Panjshir Necklace in Gold Vermeil and Lapis Lazuli (ON BACKORDER)
Panjshir Necklace in Gold Vermeil and Lapis Lazuli (ON BACKORDER)
Panjshir Necklace in Gold Vermeil and Lapis Lazuli (ON BACKORDER)

Panjshir Necklace in Gold Vermeil and Lapis Lazuli (ON BACKORDER)

Regular price €38,00
Unit price  per 
Tax included.

ITEM ON BACK ORDER. You will receive item in approx 5 weeks.

The Girih Collection is a collection of clean, contemporary, wearable art, lovingly handcrafted by Saeeda in Kabul, Afghanistan.
Made from gold vermeil and lapis lazuli semi-precious stones from Afghanistan.
Gold vermeil is excellent quality sterling silver thickly plated in gold.

DIMENSIONS:
Pendant Height: 1.2cm, Pendant Width: 2.8cm
Length of Chain: 43cm (17'').

Ships in 1-3 working days. Standard post to Ireland. Tracked post international.

About the artisan:

Saeeda Etebari was born in a refugee camp in Peshawar, Pakistan, in 1984. She became seriously ill during the first week of her life and was diagnosed with cerebral meningitis. Due to the illness, she did not walk for three years, and she lost her hearing. Her parents tried to find a cure for her loss of hearing, but nothing worked.

After the fall of the Taliban, Saeeda’s family returned to Kabul. She finished high school and even taught at the same school, but she did not find teaching as rewarding as she had hoped. When her brother suggested she study a craft instead, Saeeda enrolled in the Turquoise Mountain Institute.

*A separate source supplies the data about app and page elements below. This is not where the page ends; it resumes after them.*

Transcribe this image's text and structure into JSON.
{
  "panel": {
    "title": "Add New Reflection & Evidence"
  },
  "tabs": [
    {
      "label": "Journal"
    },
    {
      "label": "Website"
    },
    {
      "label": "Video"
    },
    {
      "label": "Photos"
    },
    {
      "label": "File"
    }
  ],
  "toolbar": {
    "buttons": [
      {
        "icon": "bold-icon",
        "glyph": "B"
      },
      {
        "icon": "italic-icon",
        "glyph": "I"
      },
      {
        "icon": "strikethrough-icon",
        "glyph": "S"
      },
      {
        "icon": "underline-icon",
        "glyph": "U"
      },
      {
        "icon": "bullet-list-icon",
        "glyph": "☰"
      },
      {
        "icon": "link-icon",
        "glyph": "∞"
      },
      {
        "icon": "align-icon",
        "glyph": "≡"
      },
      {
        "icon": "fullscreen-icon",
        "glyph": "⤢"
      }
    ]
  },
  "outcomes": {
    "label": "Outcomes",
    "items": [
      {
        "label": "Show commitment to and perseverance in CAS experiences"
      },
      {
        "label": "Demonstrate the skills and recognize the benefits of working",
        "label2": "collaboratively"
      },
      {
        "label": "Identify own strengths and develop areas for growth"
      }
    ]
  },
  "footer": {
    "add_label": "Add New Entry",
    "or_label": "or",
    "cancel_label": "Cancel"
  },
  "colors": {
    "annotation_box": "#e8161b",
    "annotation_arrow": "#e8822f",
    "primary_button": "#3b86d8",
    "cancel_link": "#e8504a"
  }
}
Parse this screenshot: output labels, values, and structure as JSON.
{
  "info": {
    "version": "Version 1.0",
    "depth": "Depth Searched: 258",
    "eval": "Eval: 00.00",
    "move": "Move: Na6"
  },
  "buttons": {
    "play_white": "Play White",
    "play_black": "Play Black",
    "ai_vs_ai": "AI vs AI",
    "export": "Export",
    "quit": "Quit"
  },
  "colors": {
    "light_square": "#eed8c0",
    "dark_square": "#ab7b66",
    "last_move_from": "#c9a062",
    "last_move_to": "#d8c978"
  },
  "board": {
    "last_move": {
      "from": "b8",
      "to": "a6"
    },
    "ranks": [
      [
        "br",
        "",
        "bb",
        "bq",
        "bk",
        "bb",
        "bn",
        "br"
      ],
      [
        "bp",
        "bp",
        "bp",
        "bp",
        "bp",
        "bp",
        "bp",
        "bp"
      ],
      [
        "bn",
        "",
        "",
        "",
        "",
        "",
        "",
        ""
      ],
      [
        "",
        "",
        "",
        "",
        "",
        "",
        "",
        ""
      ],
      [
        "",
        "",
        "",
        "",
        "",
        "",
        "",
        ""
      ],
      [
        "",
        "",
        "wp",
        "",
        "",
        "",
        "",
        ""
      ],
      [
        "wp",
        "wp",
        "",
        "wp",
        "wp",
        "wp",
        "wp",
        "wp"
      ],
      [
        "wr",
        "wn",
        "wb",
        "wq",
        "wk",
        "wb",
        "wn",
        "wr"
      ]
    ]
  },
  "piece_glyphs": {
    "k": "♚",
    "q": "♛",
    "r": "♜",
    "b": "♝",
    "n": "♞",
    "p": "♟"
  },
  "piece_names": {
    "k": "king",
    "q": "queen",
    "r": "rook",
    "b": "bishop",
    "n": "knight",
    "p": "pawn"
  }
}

“I chose jewelry because I love the focus and skill that making jewelry requires,” she says. “You need to be really precise and really patient. I can lose myself for hours when I’m working on a delicate piece. The more intricate the work, the more I enjoy it.” When asked how it feels to sell her works to others, she replies, “Designing a piece that somebody will buy and wear is a special experience for me. I love making a connection with someone through a shared sense of beauty.”

 About Turquoise Mountain:

Turquoise Mountain Trust work to ensure craftsmanship in war-torn countries survives, creating economic opportunities for craftspeople, supporting development projects, and changing consumer perceptions.